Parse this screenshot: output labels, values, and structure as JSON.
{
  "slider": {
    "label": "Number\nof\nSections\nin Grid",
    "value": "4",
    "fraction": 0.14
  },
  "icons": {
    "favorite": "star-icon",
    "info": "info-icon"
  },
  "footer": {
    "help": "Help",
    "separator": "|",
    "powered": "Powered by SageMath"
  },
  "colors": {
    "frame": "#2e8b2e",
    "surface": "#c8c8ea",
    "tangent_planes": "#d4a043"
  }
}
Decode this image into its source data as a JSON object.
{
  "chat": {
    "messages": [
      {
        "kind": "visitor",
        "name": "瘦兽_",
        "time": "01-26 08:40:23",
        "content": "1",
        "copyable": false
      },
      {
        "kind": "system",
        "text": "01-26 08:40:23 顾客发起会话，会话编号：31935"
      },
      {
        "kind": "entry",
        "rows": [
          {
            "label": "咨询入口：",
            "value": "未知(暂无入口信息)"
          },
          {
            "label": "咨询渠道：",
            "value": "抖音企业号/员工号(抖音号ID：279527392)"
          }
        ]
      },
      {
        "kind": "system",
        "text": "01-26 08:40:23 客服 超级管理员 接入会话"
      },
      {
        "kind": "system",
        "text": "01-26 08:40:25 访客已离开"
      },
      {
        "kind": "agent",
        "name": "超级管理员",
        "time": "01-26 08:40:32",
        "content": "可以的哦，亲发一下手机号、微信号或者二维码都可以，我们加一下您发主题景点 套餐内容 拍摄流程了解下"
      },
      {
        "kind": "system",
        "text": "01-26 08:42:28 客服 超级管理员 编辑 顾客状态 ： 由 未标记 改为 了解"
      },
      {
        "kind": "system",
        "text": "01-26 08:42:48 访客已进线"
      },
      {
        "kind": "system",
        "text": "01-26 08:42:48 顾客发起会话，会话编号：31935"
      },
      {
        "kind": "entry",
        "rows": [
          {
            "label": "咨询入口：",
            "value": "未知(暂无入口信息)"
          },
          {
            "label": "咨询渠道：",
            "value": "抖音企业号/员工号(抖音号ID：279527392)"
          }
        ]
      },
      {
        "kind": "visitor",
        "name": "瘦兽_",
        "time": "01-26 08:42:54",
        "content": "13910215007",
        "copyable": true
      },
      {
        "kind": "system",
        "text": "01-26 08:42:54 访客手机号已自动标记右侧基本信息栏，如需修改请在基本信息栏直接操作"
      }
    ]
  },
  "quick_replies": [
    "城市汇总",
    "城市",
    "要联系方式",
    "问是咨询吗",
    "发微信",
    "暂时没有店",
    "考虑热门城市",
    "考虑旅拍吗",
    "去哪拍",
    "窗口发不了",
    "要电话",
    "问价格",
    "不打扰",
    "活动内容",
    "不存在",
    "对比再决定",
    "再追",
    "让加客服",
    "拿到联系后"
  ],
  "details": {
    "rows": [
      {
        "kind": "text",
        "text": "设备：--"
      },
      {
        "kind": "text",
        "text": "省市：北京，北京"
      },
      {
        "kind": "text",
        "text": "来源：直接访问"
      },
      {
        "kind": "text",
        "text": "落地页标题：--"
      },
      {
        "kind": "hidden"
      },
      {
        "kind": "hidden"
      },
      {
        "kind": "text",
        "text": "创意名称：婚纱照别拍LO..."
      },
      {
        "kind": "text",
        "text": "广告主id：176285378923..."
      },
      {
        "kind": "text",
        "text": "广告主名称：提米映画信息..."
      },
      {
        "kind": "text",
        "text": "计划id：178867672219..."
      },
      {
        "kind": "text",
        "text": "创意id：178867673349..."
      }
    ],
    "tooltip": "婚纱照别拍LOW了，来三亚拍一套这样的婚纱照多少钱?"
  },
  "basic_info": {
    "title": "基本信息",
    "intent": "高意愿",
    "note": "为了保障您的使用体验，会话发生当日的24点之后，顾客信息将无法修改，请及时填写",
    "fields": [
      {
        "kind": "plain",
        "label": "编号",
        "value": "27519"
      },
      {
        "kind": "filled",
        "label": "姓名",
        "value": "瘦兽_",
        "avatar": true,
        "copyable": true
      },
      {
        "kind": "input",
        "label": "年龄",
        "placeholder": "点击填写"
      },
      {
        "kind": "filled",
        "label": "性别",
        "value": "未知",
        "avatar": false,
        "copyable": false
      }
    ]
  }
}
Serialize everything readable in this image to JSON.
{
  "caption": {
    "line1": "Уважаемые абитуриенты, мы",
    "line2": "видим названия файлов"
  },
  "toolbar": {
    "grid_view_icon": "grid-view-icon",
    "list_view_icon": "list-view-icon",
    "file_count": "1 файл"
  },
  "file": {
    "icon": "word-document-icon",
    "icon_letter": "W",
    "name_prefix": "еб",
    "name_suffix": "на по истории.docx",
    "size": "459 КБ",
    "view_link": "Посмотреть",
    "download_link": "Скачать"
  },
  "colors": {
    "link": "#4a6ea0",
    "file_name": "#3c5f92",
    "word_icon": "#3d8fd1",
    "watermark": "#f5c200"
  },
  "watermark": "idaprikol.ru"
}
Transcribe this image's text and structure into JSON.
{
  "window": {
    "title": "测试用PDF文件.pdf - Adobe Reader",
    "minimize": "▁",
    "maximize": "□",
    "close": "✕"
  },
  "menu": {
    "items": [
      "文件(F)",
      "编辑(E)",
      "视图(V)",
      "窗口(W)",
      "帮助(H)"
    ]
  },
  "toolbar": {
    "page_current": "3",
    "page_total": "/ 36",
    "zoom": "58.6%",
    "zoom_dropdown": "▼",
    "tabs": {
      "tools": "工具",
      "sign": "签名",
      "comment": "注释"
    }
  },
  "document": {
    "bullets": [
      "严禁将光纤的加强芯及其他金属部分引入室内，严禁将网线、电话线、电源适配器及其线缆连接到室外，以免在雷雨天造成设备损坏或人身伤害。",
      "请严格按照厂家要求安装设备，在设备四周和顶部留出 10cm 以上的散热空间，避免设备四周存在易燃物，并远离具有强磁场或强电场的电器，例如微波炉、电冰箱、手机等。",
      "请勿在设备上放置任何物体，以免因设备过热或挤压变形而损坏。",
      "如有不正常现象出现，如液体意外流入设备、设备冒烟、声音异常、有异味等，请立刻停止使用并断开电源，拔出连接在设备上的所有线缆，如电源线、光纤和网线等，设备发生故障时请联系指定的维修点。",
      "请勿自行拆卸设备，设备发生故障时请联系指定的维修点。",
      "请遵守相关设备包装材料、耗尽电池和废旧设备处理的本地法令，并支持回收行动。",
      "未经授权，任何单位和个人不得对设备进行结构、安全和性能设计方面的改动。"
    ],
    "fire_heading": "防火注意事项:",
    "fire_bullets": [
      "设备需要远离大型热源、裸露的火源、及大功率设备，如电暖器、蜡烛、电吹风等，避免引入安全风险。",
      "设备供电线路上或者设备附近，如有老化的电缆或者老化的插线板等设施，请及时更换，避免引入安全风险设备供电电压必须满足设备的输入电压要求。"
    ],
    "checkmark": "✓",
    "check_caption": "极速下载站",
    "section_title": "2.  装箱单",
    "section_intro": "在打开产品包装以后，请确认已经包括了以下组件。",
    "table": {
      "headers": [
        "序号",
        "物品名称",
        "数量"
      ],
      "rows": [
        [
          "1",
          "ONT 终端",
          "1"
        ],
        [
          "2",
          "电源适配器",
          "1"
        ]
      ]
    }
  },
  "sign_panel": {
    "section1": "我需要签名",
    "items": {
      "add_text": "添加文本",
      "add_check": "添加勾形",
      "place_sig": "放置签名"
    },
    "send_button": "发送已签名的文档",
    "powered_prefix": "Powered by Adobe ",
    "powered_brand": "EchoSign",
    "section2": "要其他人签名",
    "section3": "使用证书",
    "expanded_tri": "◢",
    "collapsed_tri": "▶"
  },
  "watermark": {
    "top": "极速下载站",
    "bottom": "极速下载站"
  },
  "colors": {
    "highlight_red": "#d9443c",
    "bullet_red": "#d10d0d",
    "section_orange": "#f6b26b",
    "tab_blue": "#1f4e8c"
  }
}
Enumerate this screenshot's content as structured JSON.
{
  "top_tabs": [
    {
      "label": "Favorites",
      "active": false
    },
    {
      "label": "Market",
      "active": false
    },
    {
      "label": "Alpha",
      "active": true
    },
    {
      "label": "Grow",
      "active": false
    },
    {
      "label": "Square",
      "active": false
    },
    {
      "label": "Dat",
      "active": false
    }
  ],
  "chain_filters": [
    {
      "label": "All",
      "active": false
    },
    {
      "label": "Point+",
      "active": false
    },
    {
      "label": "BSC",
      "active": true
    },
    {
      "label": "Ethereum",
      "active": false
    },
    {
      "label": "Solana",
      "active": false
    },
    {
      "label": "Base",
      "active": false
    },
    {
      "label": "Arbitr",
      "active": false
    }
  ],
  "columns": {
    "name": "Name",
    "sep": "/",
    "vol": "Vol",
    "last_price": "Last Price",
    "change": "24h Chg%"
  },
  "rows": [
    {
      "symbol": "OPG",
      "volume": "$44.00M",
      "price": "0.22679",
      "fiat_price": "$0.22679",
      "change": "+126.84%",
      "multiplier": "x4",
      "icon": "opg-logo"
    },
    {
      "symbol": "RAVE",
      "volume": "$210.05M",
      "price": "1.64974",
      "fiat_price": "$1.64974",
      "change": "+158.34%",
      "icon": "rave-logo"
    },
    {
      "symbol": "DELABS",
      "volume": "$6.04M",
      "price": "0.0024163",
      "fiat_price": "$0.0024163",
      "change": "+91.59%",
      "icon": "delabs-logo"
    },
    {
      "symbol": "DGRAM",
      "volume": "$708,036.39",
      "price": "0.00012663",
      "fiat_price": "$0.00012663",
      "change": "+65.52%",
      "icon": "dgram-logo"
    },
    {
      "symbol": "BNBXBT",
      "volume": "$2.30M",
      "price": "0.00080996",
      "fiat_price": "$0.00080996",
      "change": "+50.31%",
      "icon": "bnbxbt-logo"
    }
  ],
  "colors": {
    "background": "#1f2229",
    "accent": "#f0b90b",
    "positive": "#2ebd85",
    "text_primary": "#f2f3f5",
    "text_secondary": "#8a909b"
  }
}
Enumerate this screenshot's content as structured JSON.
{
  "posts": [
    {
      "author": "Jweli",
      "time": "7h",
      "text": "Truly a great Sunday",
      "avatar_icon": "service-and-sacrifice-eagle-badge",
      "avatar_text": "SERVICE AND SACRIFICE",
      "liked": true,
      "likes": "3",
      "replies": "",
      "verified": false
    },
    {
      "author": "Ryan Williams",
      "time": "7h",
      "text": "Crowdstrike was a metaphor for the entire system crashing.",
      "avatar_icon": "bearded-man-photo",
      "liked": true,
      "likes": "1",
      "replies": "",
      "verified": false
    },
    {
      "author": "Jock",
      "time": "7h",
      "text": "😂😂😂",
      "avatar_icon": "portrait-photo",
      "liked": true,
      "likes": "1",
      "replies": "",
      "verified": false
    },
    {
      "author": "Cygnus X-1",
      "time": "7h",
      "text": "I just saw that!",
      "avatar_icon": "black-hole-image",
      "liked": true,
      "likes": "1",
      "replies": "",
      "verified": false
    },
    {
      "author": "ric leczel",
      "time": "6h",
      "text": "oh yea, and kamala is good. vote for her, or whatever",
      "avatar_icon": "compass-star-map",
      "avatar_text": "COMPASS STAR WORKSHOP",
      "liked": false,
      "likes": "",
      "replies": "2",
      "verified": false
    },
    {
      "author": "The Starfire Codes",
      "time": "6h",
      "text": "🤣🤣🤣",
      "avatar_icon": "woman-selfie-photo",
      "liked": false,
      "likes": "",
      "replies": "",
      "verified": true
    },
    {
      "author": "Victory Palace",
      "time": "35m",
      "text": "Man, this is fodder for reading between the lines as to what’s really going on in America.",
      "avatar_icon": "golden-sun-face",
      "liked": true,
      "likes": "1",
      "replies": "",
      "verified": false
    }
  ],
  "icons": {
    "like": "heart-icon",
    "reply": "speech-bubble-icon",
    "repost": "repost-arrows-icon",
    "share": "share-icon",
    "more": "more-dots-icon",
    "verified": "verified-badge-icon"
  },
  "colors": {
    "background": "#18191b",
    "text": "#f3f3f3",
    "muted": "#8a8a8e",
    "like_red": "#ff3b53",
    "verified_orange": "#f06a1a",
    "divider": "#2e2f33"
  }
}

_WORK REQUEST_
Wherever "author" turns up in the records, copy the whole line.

_EXPECTED OUTPUT_
      "author": "Jweli",
      "author": "Ryan Williams",
      "author": "Jock",
      "author": "Cygnus X-1",
      "author": "ric leczel",
      "author": "The Starfire Codes",
      "author": "Victory Palace",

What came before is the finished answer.